<Inquiries about sightseeing in Shinagawa-ku>
[Shinagawa Tourism Association]

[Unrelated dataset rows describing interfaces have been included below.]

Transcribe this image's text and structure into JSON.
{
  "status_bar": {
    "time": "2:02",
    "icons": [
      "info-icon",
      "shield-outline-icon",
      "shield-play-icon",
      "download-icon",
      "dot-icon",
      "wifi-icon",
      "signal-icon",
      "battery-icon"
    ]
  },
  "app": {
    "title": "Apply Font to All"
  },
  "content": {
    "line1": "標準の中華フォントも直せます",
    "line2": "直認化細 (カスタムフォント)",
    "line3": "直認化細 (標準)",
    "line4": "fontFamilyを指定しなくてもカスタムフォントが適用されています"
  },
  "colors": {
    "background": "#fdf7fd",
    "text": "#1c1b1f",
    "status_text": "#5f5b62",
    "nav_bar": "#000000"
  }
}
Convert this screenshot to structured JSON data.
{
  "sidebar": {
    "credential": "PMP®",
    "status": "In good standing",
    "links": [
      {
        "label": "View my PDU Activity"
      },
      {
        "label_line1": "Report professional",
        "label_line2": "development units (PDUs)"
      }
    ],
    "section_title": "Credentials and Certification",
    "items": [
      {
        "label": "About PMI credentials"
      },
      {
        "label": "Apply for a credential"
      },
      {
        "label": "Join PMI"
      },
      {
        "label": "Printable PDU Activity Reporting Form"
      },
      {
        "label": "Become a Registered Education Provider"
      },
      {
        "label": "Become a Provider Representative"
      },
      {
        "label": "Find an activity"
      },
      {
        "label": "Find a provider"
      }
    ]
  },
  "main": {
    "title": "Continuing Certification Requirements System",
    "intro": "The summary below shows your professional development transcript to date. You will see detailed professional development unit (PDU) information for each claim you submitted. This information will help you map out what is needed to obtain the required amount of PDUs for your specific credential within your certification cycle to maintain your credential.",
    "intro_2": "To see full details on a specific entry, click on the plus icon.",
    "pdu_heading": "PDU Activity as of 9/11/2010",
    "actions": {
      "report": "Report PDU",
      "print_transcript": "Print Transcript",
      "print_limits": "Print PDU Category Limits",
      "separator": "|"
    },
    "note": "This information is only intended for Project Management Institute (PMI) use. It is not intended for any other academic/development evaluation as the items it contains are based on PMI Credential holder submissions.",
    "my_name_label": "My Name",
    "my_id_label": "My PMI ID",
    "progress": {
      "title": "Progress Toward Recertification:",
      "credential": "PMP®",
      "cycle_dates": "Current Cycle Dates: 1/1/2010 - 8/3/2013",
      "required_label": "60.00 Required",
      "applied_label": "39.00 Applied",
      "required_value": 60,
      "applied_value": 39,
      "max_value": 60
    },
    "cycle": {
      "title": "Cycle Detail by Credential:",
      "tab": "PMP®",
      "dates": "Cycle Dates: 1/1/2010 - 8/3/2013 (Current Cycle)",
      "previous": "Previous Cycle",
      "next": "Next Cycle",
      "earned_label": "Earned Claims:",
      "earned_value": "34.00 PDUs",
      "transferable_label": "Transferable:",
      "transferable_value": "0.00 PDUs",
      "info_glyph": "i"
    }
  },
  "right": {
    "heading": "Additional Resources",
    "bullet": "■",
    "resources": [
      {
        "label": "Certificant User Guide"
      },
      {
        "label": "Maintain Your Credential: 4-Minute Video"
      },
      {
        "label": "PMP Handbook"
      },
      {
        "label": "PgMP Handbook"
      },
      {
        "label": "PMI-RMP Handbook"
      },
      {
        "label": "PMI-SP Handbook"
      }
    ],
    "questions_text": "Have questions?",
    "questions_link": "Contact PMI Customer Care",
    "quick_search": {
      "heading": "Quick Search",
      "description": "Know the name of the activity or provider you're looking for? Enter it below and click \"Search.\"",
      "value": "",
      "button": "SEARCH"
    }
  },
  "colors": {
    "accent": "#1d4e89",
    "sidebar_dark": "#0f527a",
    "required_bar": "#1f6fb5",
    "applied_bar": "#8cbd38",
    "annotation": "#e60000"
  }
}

Open daily from 9:30 a.m. to 5:00 p.m. (except on Sundays, public holidays, and the year-end and New Year period).